A Tibetan khata
Tibetan name
Mongolian name
Mongolian Cyrillicхадаг
Hindi name
13th Dalai Lama of Tibet in 1932

A khata or khatag[1][a] also (Khada) is a traditional ceremonial scarf in Tibetan Buddhism and in tengerism.[5][better source needed] It is widely used by the Tibetan, Nepali, Hindustani Gorkha, Bhutanese and Lepcha people in various occasions. It originated in Tibetan culture[citation needed] and is common in cultures and countries where Tibetan Buddhism is practiced or has strong influence. The practice of using khatas has influenced people of other communities too who are in close relation to these communities. It is predominantly used in Tibet, Bhutan, Nepal, and India other parts of the world. It is a symbol of honour and respect. It is used in Tibetan religious ceremony, ceremonial and traditional dances of etc., It is offered in monasteries and temples. It holds religious and cultural significance.


Tibetan people used to give animal skins as gifts because there was no silk in Tibet. According to the Bon historical record, people would put sheep wool around their necks during the time of the ninth king, Degong Jayshi, and head for some religious rituals. This tradition was passed down from that moment onwards. People began making scarves and using silk over time. So, the scarf replaced the plain sheep's wool and people put scarves on the neck and head.

Uses and types

The khata symbolizes purity and compassion and is worn or presented with incense at many ceremonial occasions, including births, weddings, funerals, graduations and the arrival or departure of guests.

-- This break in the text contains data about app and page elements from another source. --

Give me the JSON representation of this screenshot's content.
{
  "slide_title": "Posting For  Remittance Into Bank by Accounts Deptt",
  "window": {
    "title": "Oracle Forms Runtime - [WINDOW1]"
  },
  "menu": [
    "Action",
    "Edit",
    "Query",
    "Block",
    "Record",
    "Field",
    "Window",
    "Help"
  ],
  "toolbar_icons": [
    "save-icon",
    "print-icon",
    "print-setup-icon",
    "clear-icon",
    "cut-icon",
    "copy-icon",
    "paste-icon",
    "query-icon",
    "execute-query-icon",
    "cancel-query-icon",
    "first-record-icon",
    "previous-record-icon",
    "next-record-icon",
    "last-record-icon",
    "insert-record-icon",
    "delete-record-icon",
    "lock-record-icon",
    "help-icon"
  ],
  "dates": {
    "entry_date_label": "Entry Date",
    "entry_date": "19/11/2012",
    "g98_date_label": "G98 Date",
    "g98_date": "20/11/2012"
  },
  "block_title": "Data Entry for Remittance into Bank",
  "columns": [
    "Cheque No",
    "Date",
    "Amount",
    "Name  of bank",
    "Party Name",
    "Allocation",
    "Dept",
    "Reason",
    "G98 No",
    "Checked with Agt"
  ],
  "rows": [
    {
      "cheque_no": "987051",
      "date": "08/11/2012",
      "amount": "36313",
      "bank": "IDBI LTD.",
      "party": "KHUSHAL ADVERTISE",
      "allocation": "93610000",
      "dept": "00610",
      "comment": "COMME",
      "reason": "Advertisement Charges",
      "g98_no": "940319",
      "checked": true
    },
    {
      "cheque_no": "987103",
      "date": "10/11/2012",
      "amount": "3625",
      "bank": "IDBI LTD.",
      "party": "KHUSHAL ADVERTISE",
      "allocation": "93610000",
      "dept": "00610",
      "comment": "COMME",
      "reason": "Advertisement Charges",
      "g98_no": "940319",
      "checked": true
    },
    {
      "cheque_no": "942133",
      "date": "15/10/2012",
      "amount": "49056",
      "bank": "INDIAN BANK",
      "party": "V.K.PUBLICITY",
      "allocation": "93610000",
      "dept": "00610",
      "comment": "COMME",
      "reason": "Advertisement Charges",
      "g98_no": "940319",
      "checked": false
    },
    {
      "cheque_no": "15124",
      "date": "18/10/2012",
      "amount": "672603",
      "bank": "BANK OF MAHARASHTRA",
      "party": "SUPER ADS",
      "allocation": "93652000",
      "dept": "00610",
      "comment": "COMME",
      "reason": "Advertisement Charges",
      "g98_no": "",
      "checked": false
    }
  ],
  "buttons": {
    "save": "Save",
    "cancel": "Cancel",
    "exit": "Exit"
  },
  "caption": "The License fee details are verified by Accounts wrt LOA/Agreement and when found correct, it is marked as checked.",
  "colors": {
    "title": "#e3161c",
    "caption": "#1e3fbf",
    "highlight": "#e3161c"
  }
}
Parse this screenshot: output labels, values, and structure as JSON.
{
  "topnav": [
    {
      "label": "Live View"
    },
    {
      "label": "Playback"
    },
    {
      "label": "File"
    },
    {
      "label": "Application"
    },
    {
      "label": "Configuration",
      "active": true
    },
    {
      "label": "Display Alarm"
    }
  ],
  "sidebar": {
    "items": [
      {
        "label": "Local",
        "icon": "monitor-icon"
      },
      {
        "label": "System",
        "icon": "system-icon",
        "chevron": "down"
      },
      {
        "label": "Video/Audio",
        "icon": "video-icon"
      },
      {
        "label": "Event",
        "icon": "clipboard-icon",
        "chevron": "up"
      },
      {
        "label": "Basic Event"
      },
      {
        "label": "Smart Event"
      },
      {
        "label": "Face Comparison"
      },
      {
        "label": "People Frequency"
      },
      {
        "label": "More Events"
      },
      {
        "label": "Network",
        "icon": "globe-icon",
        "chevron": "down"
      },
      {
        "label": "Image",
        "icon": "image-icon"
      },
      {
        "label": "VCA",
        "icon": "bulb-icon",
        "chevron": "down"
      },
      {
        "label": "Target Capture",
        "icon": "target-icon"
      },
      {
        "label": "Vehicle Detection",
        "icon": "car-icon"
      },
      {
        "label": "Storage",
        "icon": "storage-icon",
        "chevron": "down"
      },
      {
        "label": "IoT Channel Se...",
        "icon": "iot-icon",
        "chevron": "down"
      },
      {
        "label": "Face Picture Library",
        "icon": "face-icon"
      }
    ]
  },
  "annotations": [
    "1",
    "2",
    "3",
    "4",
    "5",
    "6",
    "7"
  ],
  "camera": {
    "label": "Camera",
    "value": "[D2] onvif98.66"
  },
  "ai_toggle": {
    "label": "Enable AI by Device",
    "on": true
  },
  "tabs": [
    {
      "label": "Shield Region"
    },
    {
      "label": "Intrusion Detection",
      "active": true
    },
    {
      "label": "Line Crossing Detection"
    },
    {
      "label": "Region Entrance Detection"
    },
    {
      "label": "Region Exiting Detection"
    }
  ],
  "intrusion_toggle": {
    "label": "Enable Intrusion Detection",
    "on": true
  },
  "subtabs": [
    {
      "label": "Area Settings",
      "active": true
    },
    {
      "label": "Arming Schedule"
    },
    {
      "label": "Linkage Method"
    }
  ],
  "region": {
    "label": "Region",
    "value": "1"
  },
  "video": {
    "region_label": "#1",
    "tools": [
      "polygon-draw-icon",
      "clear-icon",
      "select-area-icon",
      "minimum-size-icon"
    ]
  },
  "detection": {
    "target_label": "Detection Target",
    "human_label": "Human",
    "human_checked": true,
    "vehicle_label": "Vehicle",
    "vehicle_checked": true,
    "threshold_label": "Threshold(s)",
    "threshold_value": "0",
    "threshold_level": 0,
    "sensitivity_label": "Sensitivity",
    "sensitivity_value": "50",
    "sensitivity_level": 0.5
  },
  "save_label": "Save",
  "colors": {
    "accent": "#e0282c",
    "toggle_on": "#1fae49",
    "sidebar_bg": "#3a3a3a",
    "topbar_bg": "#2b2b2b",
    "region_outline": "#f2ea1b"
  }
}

When given as a farewell gesture it symbolizes a safe journey. When given to arriving guests it symbolizes welcome. They were usually made of silk but now much more commonly cotton or polyester. Tibetan khatas are usually white, symbolising the pure heart of the giver,[6] though it is quite common to find yellow-gold khata as well. Tibetan, Nepali, and Bhutanese khatas feature the ashtamangala. There are also special multi-colored khatas. Mongolian khatas are usually blue, symbolizing the blue sky. In Mongolia, khatas are also often tied to ovoos, suvargas, or special trees and rocks.

Blue khatas tied to a stone stele at the former Manjusri Monastery, Mongolia, which was destroyed by Mongolian communists in 1937

Explanatory notes

  1. ^ Tibetan: ཁ་བཏགས་; Dzongkha: དར་, dhar, Mongolian: ᠬᠠᠳᠠᠭ хадаг, IPA: [χɑtɑk], khadag or hatag; Nepali: खतक khada; simplified Chinese: 哈达; traditional Chinese: 哈達; pinyin: hādá/hǎdá.[2][3][4]


  1. ^ Das, Sarat Chandra (1902). Rockhill., William Woodville (ed.). Journey to Lhasa and Central Tibet. London: Royal Geographical Society. p. 32. OCLC 557688339. ... handing him a scarf (khatag), I expressed the hope that we might meet next year.
  2. ^ 现代汉语词典(第七版) [A Dictionary of Current Chinese (Seventh Edition).]. 北京. Beijing: 商务印书馆. The Commercial Press. 1 September 2016. p. 505. ISBN 978-7-100-12450-8. 【哈达】 hǎdá
  3. ^ 现代汉语规范词典(第3版) [A Standard Dictionary of Current Chinese (Third Edition).]. 北京. Beijing: 外语教学与研究出版社. Foreign Language Teaching and Research Press. May 2014. p. 507. ISBN 978-7-513-54562-4. 【哈达】 hǎdá
  4. ^ "教育部《重編國語辭典修訂本》2021".
  5. ^ "The Eternal Blue Sky" (PDF). Hoop. 2014. Retrieved 2016-06-19.
  6. ^ Staff. "Khata/Tibet "roof of the world"". Oracle ThinkQuest Education Foundation. Retrieved 2010-02-04.